    And this is capital-'A' Architecture as a high art? Small wonder then, that real, organic genius in American architecture has long since been abandoned by the design elite in favor of the hyper-abstract fantasies of  Airworld. Since in recent decades we have had so little edifying exposure to the alternative ideas of a people's architecture derived from indigenous sources like Louis Sullivan or Frank Lloyd Wright (not to mention the similarly undervalued precedents of pre-industrial Europe) the global fashion craze of incomprehensible and inhumane starchitecture has filled the resulting void. For a museum that prides itself on curating a large collection of Native American art and artifacts – a potential cue to connect to an organic, cultural tradition supposedly worthy of special respect – even the postmodern, paternalistic reference  of a wigwam or tepee-like shape (like Denver International Airport or Antoine Predock's lame-brained American Heritage Center in Wyoming) is off the menu, being too “traditionalist” for Libeskind's contorted aesthetic. Small wonder too that the nearest older portion of DAM (the 1971 North Wing by Gio Ponti and James Sudler) was given no more respect as a cue for formal context, since it looks “institutional” only in the sense of a prison or fortress – a postmodern Bastille to keep the riffraff away from fine art.

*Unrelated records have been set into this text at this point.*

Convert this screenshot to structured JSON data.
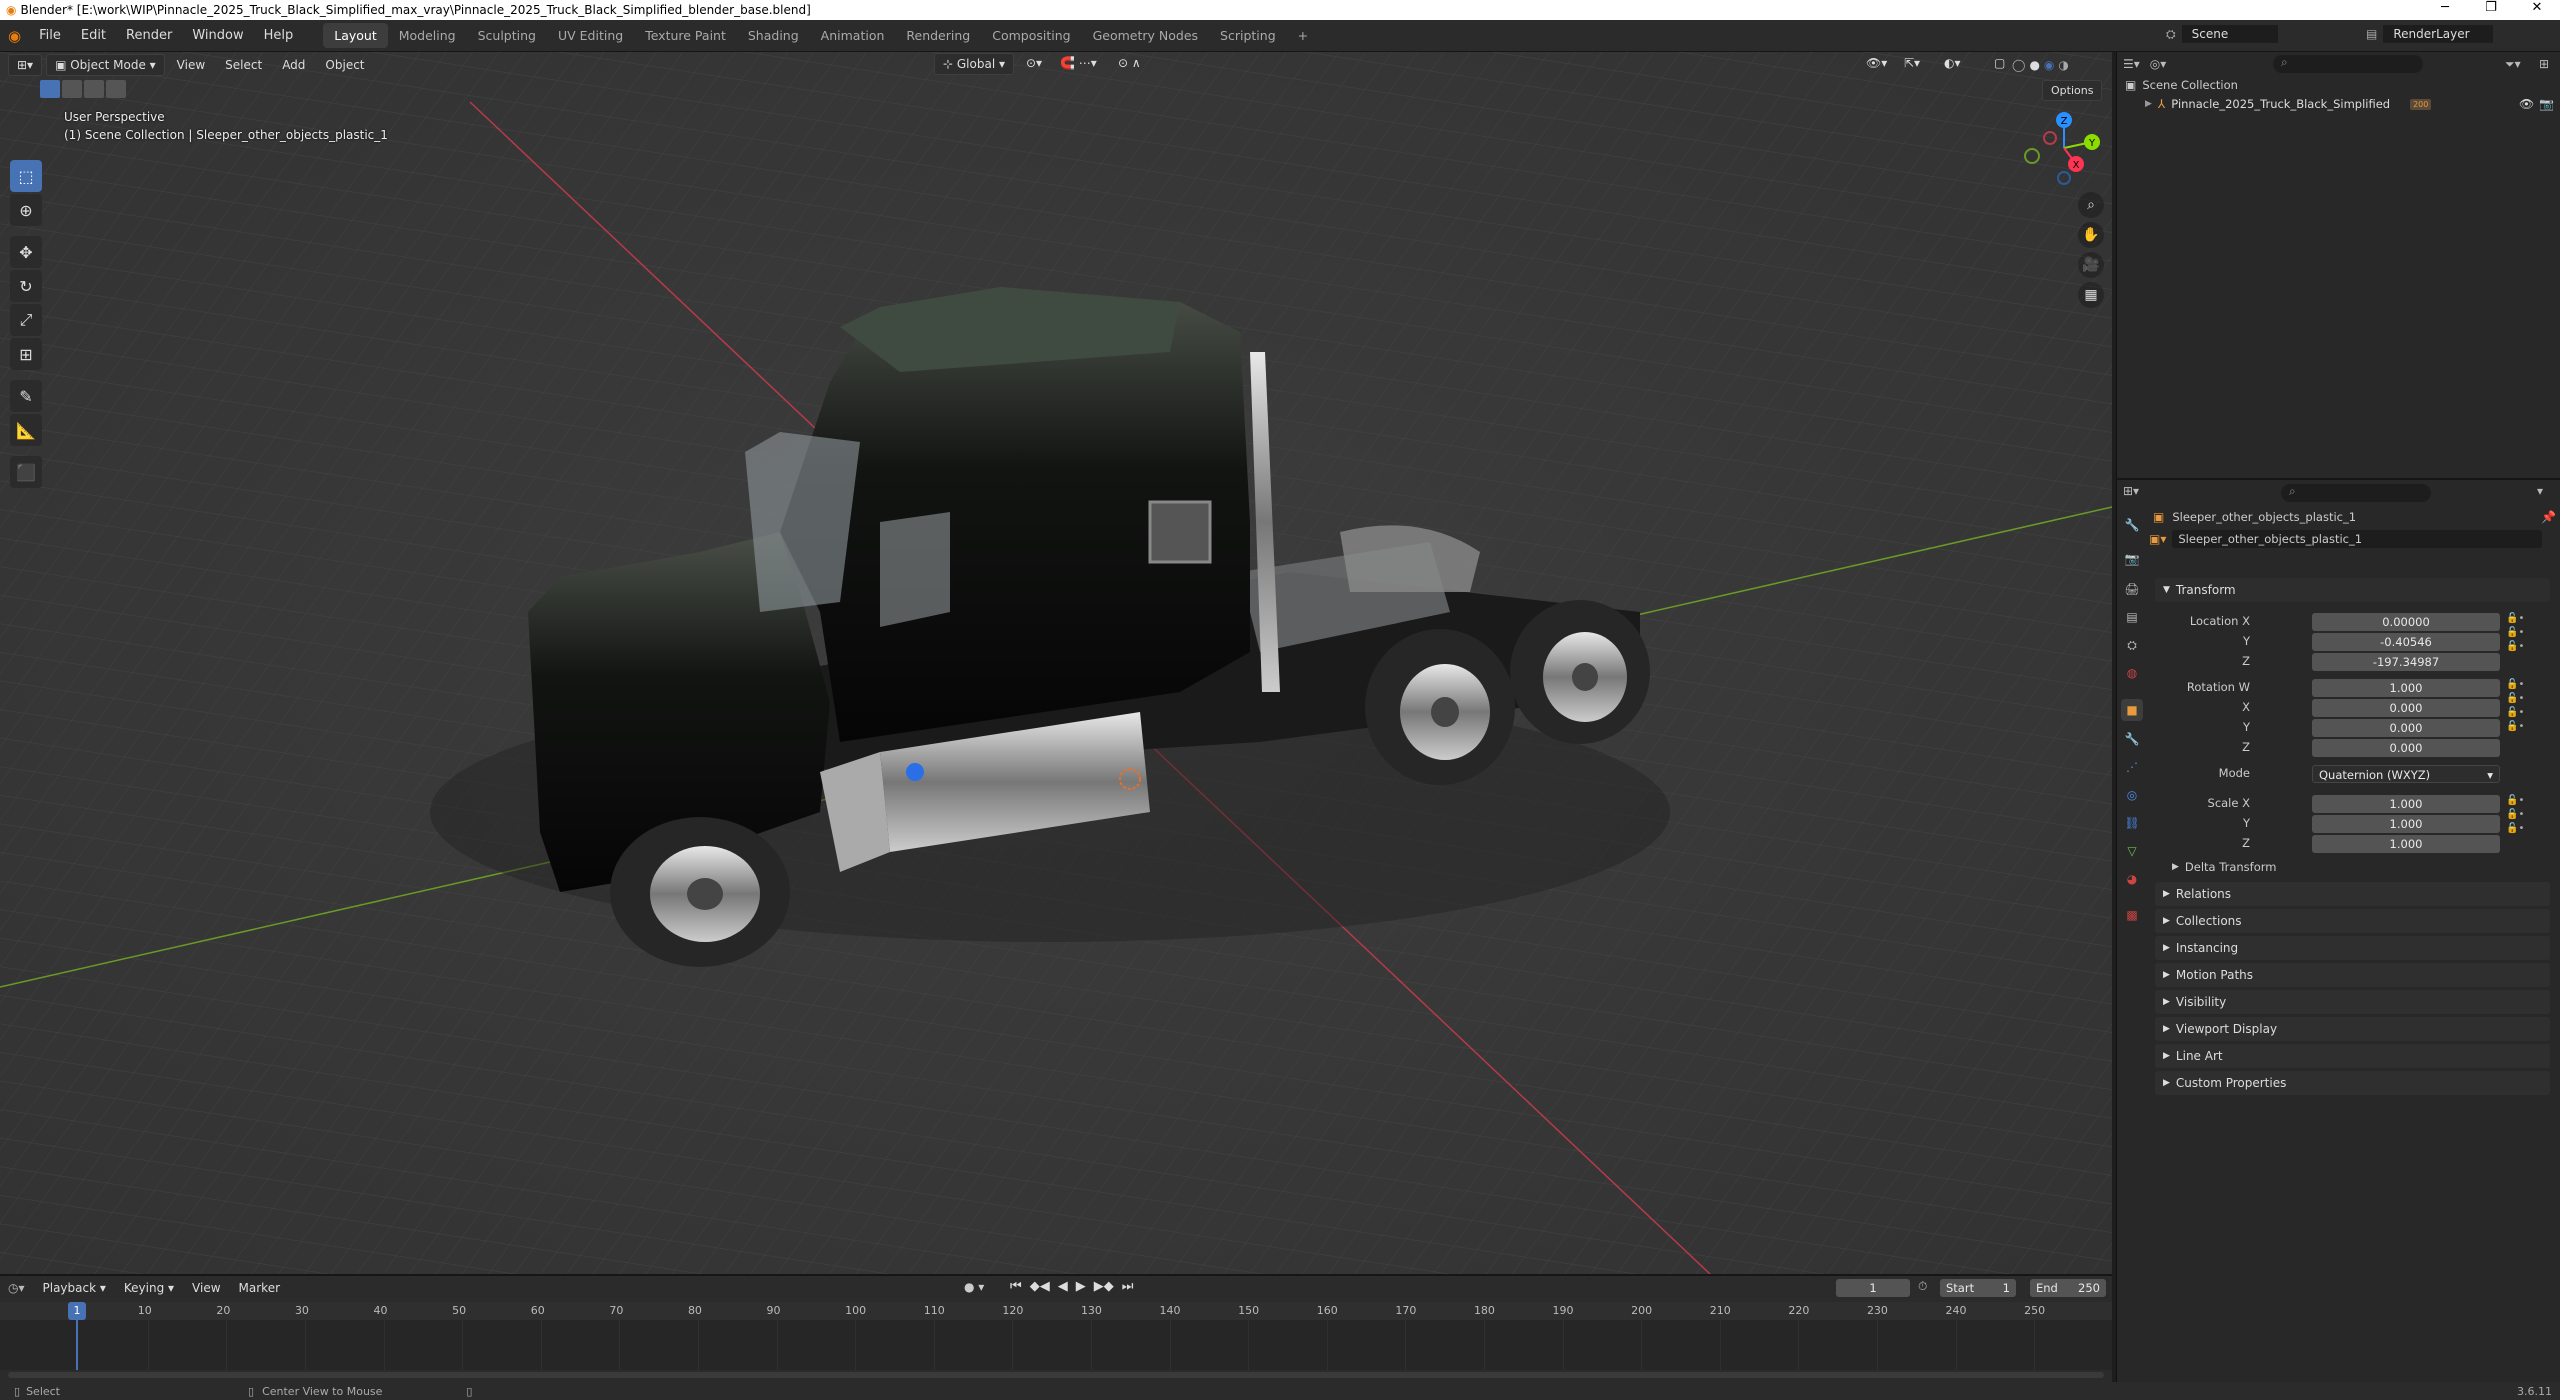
{
  "window": {
    "title": "Blender* [E:\\work\\WIP\\Pinnacle_2025_Truck_Black_Simplified_max_vray\\Pinnacle_2025_Truck_Black_Simplified_blender_base.blend]",
    "minimize": "─",
    "maximize": "❐",
    "close": "✕"
  },
  "menu": {
    "items": [
      "File",
      "Edit",
      "Render",
      "Window",
      "Help"
    ],
    "workspaces": [
      "Layout",
      "Modeling",
      "Sculpting",
      "UV Editing",
      "Texture Paint",
      "Shading",
      "Animation",
      "Rendering",
      "Compositing",
      "Geometry Nodes",
      "Scripting"
    ],
    "active_workspace": "Layout",
    "add_tab": "+",
    "scene": "Scene",
    "view_layer": "RenderLayer"
  },
  "viewport": {
    "mode": "Object Mode",
    "menus": [
      "View",
      "Select",
      "Add",
      "Object"
    ],
    "orientation": "Global",
    "options": "Options",
    "perspective": "User Perspective",
    "collection_info": "(1) Scene Collection | Sleeper_other_objects_plastic_1",
    "gizmo": {
      "x": "X",
      "y": "Y",
      "z": "Z"
    }
  },
  "outliner": {
    "root": "Scene Collection",
    "items": [
      {
        "name": "Pinnacle_2025_Truck_Black_Simplified",
        "badge": "200"
      }
    ]
  },
  "properties": {
    "object_name": "Sleeper_other_objects_plastic_1",
    "data_name": "Sleeper_other_objects_plastic_1",
    "transform_title": "Transform",
    "location_label": "Location X",
    "location": [
      "0.00000",
      "-0.40546",
      "-197.34987"
    ],
    "rotation_label": "Rotation W",
    "rotation": [
      "1.000",
      "0.000",
      "0.000",
      "0.000"
    ],
    "mode_label": "Mode",
    "mode_value": "Quaternion (WXYZ)",
    "scale_label": "Scale X",
    "scale": [
      "1.000",
      "1.000",
      "1.000"
    ],
    "axis_labels": [
      "X",
      "Y",
      "Z"
    ],
    "delta_transform": "Delta Transform",
    "panels": [
      "Relations",
      "Collections",
      "Instancing",
      "Motion Paths",
      "Visibility",
      "Viewport Display",
      "Line Art",
      "Custom Properties"
    ]
  },
  "timeline": {
    "menus": [
      "Playback",
      "Keying",
      "View",
      "Marker"
    ],
    "current_frame": "1",
    "start_label": "Start",
    "start": "1",
    "end_label": "End",
    "end": "250",
    "ticks": [
      "10",
      "20",
      "30",
      "40",
      "50",
      "60",
      "70",
      "80",
      "90",
      "100",
      "110",
      "120",
      "130",
      "140",
      "150",
      "160",
      "170",
      "180",
      "190",
      "200",
      "210",
      "220",
      "230",
      "240",
      "250"
    ],
    "playhead": "1"
  },
  "status": {
    "select": "Select",
    "center_view": "Center View to Mouse",
    "version": "3.6.11"
  },
  "colors": {
    "accent": "#4772b3",
    "x_axis": "#ff3352",
    "y_axis": "#8bdc00",
    "z_axis": "#2890ff"
  }
}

    To sum up my very contrarian, minority opinion: Libeskind's DAM is not a “challenge” – it is an insult. This gray, alien spike pointed directly at the Neo-Classical half-rotunda of Denver's Civic Center Park is a literal and metaphorical middle finger squarely aimed at the traditions and aesthetics of Western culture.

    And that, dear June, is why I see DAM as a novelty to be abhorred rather than admired.


* In architectural schools, one idea drilled relentlessly into the heads of students is that they should never, in a studio review or critique of their work, justify any choice on the basis of aesthetics alone, since the assertion that something “looks pretty” (or cool or what-have-you) is personally subjective and therefore not rhetorically defensible. This adroitly takes explicit arguments over aesthetics off the table, so the implicit aesthetics enforced by the norms of the studio can remain safe from critical examination.